Task to complete -> Below are records; copy every line among them that contains the word "name".

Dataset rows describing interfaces
--- START ---
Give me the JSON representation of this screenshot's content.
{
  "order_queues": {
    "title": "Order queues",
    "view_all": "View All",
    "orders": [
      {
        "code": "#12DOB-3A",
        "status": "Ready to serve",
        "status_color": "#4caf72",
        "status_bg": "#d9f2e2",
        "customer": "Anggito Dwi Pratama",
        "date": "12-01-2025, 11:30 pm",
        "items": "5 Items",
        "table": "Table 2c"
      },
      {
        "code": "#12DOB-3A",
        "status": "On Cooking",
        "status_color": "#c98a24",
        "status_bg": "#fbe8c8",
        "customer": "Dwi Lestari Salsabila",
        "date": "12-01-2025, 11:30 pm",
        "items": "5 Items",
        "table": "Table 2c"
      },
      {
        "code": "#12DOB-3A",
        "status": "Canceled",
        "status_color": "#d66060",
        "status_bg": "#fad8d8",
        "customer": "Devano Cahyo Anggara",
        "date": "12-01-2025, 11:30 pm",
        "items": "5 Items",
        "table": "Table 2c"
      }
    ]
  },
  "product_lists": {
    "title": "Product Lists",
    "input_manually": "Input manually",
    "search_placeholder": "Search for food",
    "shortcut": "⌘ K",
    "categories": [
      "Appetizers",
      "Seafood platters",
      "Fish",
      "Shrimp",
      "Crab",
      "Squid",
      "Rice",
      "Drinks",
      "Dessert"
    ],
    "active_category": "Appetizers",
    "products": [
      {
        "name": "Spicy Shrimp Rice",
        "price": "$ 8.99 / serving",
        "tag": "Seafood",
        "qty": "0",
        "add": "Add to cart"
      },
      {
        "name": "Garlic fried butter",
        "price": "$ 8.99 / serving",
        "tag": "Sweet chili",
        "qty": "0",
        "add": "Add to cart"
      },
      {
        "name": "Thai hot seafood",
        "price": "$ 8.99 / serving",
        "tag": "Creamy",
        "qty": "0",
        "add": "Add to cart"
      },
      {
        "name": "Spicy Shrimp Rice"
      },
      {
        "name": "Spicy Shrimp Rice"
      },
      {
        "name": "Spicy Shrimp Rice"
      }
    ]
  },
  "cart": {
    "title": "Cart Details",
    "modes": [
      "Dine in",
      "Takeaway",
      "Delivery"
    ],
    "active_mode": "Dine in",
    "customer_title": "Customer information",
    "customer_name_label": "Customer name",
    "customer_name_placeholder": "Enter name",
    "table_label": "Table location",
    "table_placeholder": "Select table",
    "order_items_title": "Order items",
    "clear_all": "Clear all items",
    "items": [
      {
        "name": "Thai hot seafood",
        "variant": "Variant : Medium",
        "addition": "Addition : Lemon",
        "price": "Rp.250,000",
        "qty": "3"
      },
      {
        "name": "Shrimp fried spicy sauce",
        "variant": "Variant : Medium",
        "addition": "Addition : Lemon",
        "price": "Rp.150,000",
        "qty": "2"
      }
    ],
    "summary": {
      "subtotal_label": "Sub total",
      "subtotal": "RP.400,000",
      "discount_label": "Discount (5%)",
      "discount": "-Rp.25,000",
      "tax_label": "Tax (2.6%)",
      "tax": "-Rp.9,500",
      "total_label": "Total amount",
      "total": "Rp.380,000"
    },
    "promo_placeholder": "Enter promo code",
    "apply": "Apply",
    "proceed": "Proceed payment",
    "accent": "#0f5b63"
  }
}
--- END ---
Exercise output ->
        "name": "Spicy Shrimp Rice",
        "name": "Garlic fried butter",
        "name": "Thai hot seafood",
        "name": "Spicy Shrimp Rice"
        "name": "Spicy Shrimp Rice"
        "name": "Spicy Shrimp Rice"
    "customer_name_label": "Customer name",
    "customer_name_placeholder": "Enter name",
        "name": "Thai hot seafood",
        "name": "Shrimp fried spicy sauce",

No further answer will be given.